As Latino people comprise an increasing proportion of the United States population, it is more and more pressing that non-Latino people understand who these people are, where they come from, and what role they play in our modern society. Latinos make up the largest minority group in the U.S. at around 58 million people, or 18% of the country’s population.
Since the start of the Bolivarian Revolution in Venezuela, the country has been seeing mass migration that has astounded many. A late-2017 survey compiled by the group Consultores 21 discovered that more than four million Venezuelans have left the country since the start of the revolution in 1999, with another 51 percent of young adults still living there stating that they had hopes of also emigrating (La Patilla 2018).
The rhetoric and reality behind the immigration policy is something that has been widely debated. In particular, the Diversity Visa Program, is aspect of the immigration policy that has notoriously gained negative rhetoric through the Trump administration. However, I argue that the reality behind this program contrasts the negative rhetoric that has been attributed to this program.
United States immigration policies have complex and nuanced justifications; determining who qualifies to be permitted in any given country is no easy task. Of grounds for inadmissibility for individuals with leprosy, however, the reason is surprisingly simple: theology. In the bible, leprosy was “considered a curse of God, often associated with sin” and its codification within domestic immigration policy bloodies any ethical discussion of what legal immigration to the United States could possibly mean (Gillens 2007).
Last Tuesday January 9th, 2018, the Trump administration delivered another blow to recipients of Temporary Protected Status (TPS), this time to over 200,000 Salvadorians living and working in the U.S.
The body of Alonso Guillén, a missing 31-year-old Mexican immigrant living in Texas under the DACA program, was found on Sunday, September 3, in the floodwaters and wreckage left behind by Hurricane Harvey that week in Spring, Texas.
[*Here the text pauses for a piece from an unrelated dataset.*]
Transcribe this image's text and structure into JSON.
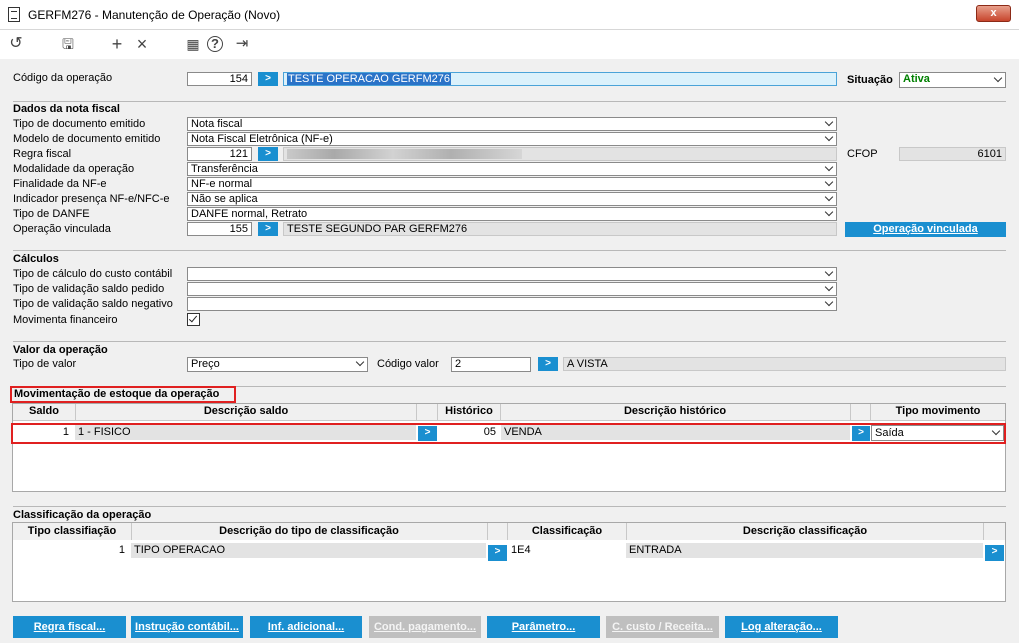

On May 11th, the Economic Commission for Latin America and the Caribbean (ECLAC) and the International Labor Organization (ILO), released their joint report on the evolution of the situation of employment in Latin America and the Caribbean in 2016. According to this publication, during last year the region “endured its largest jump in urban unemployment for two decades.”
One of the motivations for international migration is often to save enough from work abroad to purchase a housing lot and/or construct a dwelling or to acquire other assets such as consumer durables. But who owns the assets acquired with remittances? The migrant who sends them, the remittance manager in the country of origin, or both together? And does the gender of the remitter or remittance manager matter?